Modules that use the I2C protocol have four pins as shown in the table below.
|VCC||Power input - usually 3.3V|
|SCL||I2C clock pin - used to coordinate communications between the module and the microprocessor|
|SDA||I2C data pin|
The hardware setup is shown in Fig. 2. Please check the pin labels on your particular display module to see whether they are in the same order as those shown in Fig. 1.
The OLED display requires some complex data handling routines in order to work correctly. There are several libraries available that implement the detailed code and provide you with a simple API. The ADAFRUIT_SSD1306 library is recommended and Fig. 3 shows its information in the Particle Web IDE. You should choose the I2C example labelled (1) in the figure and then click Use this example, labelled (2), to load it into the code area ready for flashing to the Argon.
When it runs, the example code runs through a series of demonstrations which use
text of different sizes, graphics and dynamic effects. To make use of these features
in your own code, make a copy of the example, locate the section(s) of the code you want
to keep and remove the parts you are not interested in. For example, the code below
uses an adaptation of the
testscrolltext() function to display the number of
seconds that have passed since startup in intervals of 10s. The displayed text
start at the top-left of the display and scrolls to the right for 2s.
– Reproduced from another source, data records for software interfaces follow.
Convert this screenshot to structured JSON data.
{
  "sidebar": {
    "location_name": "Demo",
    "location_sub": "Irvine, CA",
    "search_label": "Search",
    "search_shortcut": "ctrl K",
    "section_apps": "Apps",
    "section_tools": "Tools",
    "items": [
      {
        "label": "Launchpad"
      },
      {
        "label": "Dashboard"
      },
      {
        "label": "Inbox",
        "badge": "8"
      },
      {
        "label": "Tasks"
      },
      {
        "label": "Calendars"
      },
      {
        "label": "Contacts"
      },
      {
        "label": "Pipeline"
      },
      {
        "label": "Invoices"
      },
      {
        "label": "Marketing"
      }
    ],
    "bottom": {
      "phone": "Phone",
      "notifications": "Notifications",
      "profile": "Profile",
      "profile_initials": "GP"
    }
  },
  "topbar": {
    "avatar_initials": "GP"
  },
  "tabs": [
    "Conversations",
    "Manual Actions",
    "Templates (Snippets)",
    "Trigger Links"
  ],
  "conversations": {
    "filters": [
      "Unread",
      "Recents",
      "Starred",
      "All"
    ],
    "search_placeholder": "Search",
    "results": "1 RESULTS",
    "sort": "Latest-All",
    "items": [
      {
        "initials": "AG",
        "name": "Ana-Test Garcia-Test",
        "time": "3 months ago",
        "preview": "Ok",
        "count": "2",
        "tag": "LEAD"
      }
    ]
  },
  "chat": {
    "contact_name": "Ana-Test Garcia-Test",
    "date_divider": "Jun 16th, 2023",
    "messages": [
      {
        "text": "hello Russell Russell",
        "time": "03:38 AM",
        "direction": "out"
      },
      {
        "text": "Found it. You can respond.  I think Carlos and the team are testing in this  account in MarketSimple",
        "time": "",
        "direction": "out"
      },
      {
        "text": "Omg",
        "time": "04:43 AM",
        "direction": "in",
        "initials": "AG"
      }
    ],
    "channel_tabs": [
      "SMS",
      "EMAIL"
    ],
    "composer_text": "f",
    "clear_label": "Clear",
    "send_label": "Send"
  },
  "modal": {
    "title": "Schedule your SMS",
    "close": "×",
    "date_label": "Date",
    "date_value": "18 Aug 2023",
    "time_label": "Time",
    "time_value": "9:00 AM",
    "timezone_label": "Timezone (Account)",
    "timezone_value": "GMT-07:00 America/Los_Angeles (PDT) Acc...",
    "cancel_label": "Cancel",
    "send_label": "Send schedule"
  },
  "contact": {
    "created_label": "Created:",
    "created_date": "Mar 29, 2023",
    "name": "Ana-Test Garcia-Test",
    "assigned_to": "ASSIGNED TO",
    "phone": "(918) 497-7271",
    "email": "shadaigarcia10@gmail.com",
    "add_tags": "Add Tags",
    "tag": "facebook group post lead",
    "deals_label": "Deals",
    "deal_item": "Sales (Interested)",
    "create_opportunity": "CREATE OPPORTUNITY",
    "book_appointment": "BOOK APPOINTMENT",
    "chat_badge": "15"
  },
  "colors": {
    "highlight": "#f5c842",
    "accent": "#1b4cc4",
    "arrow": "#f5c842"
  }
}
1 2 3 4 5 6 7 8 9 10 11 12 13 14 15 16 17 18 19 20 21 22 23 24 25 26 27 28 29 30 31 32 33 34 35 36 37 38 39 40 41 42 43 44 45 46 47 48 49
Things to note
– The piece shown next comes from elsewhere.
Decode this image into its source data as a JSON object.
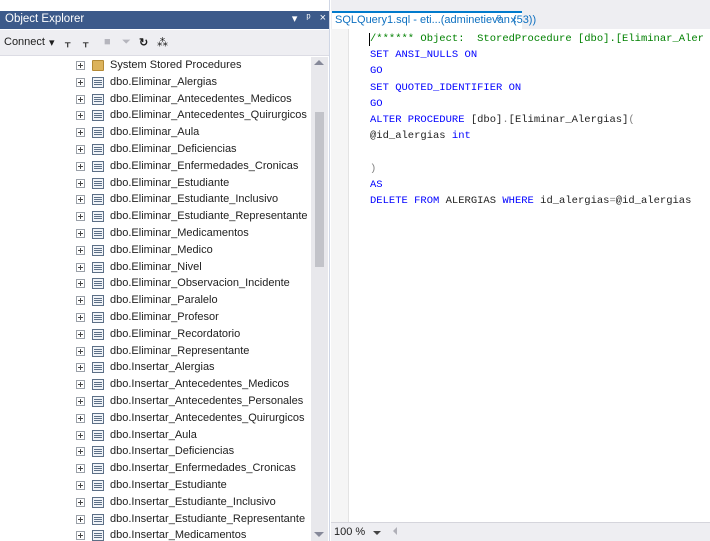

Line 1: The
SPI.hheader file is not required
Lines 69-72: Add variables as needed for your particular application
Line 89: Divide the value returned by
millis()by 10,000 to get ten-second intervals
Line 90: Use the serial monitor for debugging if needed
Line 99: Convert numerical values to text before displaying them